Records shown section start

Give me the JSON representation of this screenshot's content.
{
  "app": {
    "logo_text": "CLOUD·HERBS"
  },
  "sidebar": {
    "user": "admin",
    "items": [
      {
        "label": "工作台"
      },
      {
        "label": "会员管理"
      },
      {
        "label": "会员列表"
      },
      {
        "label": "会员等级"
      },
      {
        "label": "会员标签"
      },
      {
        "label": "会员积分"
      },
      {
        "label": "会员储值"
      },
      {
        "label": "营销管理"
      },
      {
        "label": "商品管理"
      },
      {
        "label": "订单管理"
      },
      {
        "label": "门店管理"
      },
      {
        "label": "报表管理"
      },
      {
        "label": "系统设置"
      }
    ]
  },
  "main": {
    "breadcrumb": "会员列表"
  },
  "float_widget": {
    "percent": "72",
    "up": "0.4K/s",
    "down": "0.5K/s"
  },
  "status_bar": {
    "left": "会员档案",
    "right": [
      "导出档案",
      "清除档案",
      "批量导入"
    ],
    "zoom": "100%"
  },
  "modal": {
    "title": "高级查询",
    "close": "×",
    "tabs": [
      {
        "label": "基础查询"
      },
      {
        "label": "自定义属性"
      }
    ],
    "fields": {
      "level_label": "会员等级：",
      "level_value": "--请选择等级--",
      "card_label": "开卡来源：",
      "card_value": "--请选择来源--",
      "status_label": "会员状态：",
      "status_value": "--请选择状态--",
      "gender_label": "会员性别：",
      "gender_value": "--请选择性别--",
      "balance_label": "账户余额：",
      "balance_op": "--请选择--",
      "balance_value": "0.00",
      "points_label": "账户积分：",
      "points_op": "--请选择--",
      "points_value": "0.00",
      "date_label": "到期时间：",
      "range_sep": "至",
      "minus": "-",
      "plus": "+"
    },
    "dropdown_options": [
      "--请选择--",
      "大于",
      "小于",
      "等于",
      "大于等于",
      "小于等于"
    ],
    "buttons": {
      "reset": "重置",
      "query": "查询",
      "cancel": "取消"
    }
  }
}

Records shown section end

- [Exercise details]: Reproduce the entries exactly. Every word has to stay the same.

- [Task response]:
Give me the JSON representation of this screenshot's content.
{
  "app": {
    "logo_text": "CLOUD·HERBS"
  },
  "sidebar": {
    "user": "admin",
    "items": [
      {
        "label": "工作台"
      },
      {
        "label": "会员管理"
      },
      {
        "label": "会员列表"
      },
      {
        "label": "会员等级"
      },
      {
        "label": "会员标签"
      },
      {
        "label": "会员积分"
      },
      {
        "label": "会员储值"
      },
      {
        "label": "营销管理"
      },
      {
        "label": "商品管理"
      },
      {
        "label": "订单管理"
      },
      {
        "label": "门店管理"
      },
      {
        "label": "报表管理"
      },
      {
        "label": "系统设置"
      }
    ]
  },
  "main": {
    "breadcrumb": "会员列表"
  },
  "float_widget": {
    "percent": "72",
    "up": "0.4K/s",
    "down": "0.5K/s"
  },
  "status_bar": {
    "left": "会员档案",
    "right": [
      "导出档案",
      "清除档案",
      "批量导入"
    ],
    "zoom": "100%"
  },
  "modal": {
    "title": "高级查询",
    "close": "×",
    "tabs": [
      {
        "label": "基础查询"
      },
      {
        "label": "自定义属性"
      }
    ],
    "fields": {
      "level_label": "会员等级：",
      "level_value": "--请选择等级--",
      "card_label": "开卡来源：",
      "card_value": "--请选择来源--",
      "status_label": "会员状态：",
      "status_value": "--请选择状态--",
      "gender_label": "会员性别：",
      "gender_value": "--请选择性别--",
      "balance_label": "账户余额：",
      "balance_op": "--请选择--",
      "balance_value": "0.00",
      "points_label": "账户积分：",
      "points_op": "--请选择--",
      "points_value": "0.00",
      "date_label": "到期时间：",
      "range_sep": "至",
      "minus": "-",
      "plus": "+"
    },
    "dropdown_options": [
      "--请选择--",
      "大于",
      "小于",
      "等于",
      "大于等于",
      "小于等于"
    ],
    "buttons": {
      "reset": "重置",
      "query": "查询",
      "cancel": "取消"
    }
  }
}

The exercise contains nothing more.